COME BACK ANYTIME
The story of a master who created a community in Tokyo, one bowl of ramen at a time
Probably the best movie I've ever seen on the topic of the food culture of Japan.
— Adam Platt Chief restaurant critic, New York Magazine
Culinary documentary filmmaking at its finest. The Jiro Dreams of Sushi of ramen movies.
Perfect viewing for anyone who enjoys the convivial delights of shows like Midnight Diner.
While this cozy, heartwarming doc is about the artistry of an excellent bowl of soup, it is just as much about the power of community and connection.
HOW TO WATCH
🇦🇺 AUSTRALIA - Host a screening with Demand Film
or stream on Docplay
🇨🇦 CANADA - VIFF Center
Vancouver - Now playing
Jogja-NETPAC Asian Film Festival - Yogyakarta
26 Nov - 3 Dec
🇮🇱 ISREAL - on yes
🇳🇿 NEW ZEALAND
🇳🇴 NORWAY - on VGTV
🇵🇱 POLAND - on Canal+
🇰🇷 SOUTH KOREA - on D-BOX
Malmö - December 13
ABOUT THE FILM
Ramen master Masamoto Ueda and his wife Kazuko have run their tiny Tokyo ramen shop, Bizentei for more than forty years.
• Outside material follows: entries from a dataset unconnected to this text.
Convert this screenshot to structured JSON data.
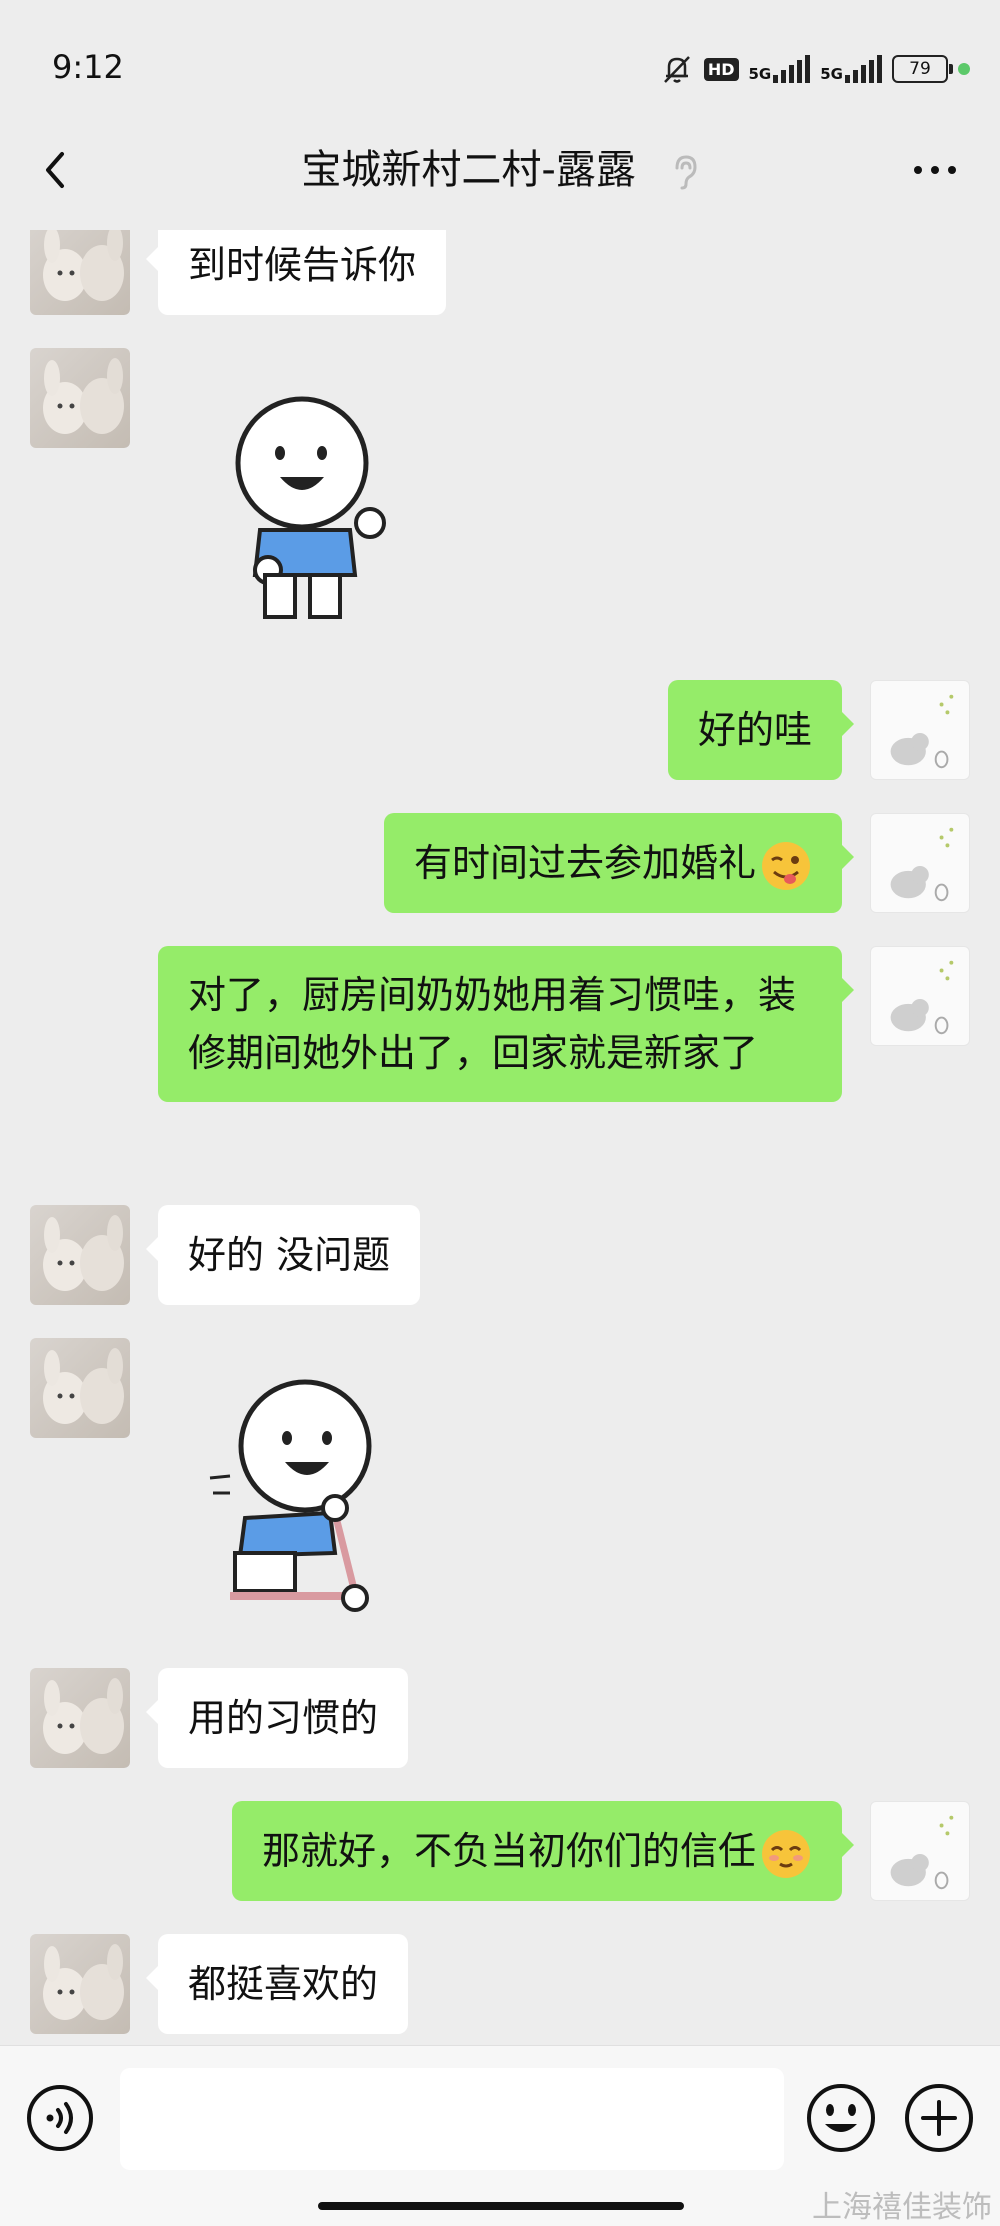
{
  "status_bar": {
    "time": "9:12",
    "hd_label": "HD",
    "network_a": "5G",
    "network_b": "5G",
    "battery": "79"
  },
  "header": {
    "title": "宝城新村二村-露露",
    "back_icon": "chevron-left-icon",
    "ear_icon": "ear-icon",
    "more_icon": "more-dots-icon"
  },
  "messages": [
    {
      "side": "left",
      "kind": "text",
      "text": "到时候告诉你"
    },
    {
      "side": "left",
      "kind": "sticker",
      "sticker": "waving-cartoon-sticker"
    },
    {
      "side": "right",
      "kind": "text",
      "text": "好的哇"
    },
    {
      "side": "right",
      "kind": "text",
      "text": "有时间过去参加婚礼",
      "emoji": "wink-tongue-emoji"
    },
    {
      "side": "right",
      "kind": "text",
      "text": "对了，厨房间奶奶她用着习惯哇，装修期间她外出了，回家就是新家了"
    },
    {
      "side": "left",
      "kind": "text",
      "text": "好的 没问题"
    },
    {
      "side": "left",
      "kind": "sticker",
      "sticker": "scooter-cartoon-sticker"
    },
    {
      "side": "left",
      "kind": "text",
      "text": "用的习惯的"
    },
    {
      "side": "right",
      "kind": "text",
      "text": "那就好，不负当初你们的信任",
      "emoji": "shy-smile-emoji"
    },
    {
      "side": "left",
      "kind": "text",
      "text": "都挺喜欢的"
    }
  ],
  "input_bar": {
    "voice_icon": "voice-icon",
    "emoji_icon": "smile-icon",
    "plus_icon": "plus-icon",
    "placeholder": ""
  },
  "watermark": "上海禧佳装饰",
  "colors": {
    "background": "#ededed",
    "sent_bubble": "#95ec69",
    "received_bubble": "#ffffff",
    "status_dot": "#5cc96a"
  }
}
Scores of devoted customers have joined them in creating an intimate place of community there. On the weekends, they venture together across the lush Japanese countryside. They harvest gourmet pears and dig up bamboo shoots and wild mountain yams. But nothing lasts forever. Everyone knows the master must retire someday. So they resolve to make the best of what time remains – to cherish this special place, and this soul-nourishing food, before it is gone forever.
81 minutes | Japanese | Color and B&W
Locations: Japan’s Chiba, Niigata, Tochigi, and Tokyo Prefectures
John is a Tokyo-based American filmmaker who fell in love with film at the Dartmouth College Film Society while growing up in Hanover, NH. After studying literature in college, he dove into film editing while studying with legendary editor, Ralph Rosenblum at Columbia University. After embracing the digital revolution of the late 90s, he’s been making independent films, and editing others’, ever since. COME BACK ANYTIME is his second feature, first documentary, and first cinematography credit.